disease. It was hypothesised that the historic decline in
Helicobacter pylori infection resulted in a
decline in peptic ulcer and a concomitant rise in reflux disease.
Aims—To study the time trends of peptic ulcer and reflux disease.
Methods—Hospitalisation rates were analysed using the computerised database of the US Department of Veterans Affairs from 1970 until 1995. Death rates were calculated from the Vital Statistics of the United States.
Results—From 1970 to 1995, hospitalisation rates for gastric and duodenal ulcer, as well as gastric cancer fell, while the hospitalisation rates for gastro-oesophageal reflux disease and those for oesophageal adenocarcinoma rose significantly. Similar time trends were observed with respect to the death rates. There were notable ethnic differences. White subjects incurred higher rates of reflux disease and oesophageal adenocarcinoma and lower rates of gastric ulcer or cancer compared with non-whites.
Conclusions—The ethnic variations and the opposing time trends of gastroduodenal versus oesophageal disease are consistent with the hypothesis that the declining infection rates of H pylori in the general population have led to a rise in the occurrence of gastro-oesophageal reflux disease and associated oesophageal adenocarcinoma.

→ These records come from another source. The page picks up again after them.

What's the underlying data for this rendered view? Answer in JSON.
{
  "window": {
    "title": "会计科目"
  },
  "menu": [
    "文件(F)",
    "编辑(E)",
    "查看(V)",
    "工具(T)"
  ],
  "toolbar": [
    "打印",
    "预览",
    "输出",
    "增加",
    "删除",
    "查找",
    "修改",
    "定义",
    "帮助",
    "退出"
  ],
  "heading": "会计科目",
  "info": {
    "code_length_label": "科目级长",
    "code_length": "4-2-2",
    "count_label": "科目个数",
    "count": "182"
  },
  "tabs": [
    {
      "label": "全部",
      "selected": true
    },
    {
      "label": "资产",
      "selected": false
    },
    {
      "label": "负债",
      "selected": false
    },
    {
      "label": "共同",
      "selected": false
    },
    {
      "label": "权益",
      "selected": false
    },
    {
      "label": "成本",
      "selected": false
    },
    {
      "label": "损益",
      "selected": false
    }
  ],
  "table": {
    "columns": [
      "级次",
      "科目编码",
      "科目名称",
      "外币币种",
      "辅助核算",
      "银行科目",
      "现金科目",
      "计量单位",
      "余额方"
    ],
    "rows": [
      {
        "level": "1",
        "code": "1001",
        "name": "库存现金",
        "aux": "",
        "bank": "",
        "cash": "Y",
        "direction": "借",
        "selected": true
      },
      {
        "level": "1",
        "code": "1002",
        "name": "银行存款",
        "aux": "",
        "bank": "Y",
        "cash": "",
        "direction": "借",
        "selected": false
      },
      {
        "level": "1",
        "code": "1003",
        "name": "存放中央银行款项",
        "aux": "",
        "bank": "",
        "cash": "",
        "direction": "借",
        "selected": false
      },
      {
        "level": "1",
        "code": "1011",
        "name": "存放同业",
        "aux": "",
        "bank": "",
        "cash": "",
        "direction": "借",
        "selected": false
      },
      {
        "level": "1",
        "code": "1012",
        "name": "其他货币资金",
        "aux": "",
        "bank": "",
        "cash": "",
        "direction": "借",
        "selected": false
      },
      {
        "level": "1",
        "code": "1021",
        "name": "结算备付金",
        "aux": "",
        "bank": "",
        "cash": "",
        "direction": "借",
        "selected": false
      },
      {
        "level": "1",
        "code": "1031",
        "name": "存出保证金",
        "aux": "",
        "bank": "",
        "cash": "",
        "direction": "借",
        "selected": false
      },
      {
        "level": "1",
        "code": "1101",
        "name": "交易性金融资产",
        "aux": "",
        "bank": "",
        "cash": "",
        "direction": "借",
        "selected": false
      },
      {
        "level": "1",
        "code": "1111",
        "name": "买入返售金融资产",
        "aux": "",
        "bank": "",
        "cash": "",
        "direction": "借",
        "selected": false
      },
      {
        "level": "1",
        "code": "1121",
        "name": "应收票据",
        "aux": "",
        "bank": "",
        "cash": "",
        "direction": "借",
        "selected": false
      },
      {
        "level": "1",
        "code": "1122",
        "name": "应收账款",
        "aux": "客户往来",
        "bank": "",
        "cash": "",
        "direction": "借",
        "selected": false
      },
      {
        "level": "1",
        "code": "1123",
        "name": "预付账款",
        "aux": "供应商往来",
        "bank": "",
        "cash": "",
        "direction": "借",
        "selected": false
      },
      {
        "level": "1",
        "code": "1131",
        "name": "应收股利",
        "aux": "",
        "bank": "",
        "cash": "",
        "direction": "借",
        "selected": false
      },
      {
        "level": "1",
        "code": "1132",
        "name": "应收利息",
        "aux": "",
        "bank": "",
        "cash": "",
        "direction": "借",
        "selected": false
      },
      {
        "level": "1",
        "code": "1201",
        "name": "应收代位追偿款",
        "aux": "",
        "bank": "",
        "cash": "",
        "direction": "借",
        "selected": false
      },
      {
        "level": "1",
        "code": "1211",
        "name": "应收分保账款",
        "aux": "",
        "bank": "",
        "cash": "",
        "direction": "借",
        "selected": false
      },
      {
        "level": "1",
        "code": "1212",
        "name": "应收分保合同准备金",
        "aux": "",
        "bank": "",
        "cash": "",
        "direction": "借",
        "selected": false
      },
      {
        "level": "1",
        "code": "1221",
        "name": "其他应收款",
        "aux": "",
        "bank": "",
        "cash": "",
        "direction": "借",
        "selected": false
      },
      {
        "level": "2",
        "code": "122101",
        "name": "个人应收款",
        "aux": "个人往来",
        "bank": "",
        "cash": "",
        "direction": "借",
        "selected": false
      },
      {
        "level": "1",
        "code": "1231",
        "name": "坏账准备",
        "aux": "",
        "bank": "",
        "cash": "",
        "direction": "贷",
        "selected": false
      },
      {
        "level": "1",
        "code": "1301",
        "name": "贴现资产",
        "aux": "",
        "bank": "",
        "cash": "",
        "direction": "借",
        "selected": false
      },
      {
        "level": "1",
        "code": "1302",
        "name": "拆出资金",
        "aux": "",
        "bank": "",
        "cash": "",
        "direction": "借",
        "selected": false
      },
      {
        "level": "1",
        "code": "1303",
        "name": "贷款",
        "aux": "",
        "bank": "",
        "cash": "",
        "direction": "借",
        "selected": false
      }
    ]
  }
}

Keywords: gastric cancer; gastritis; gastro-oesophageal reflux disease; hypochlorhydria; Helicobacter pylori; oesophageal adenocarcinoma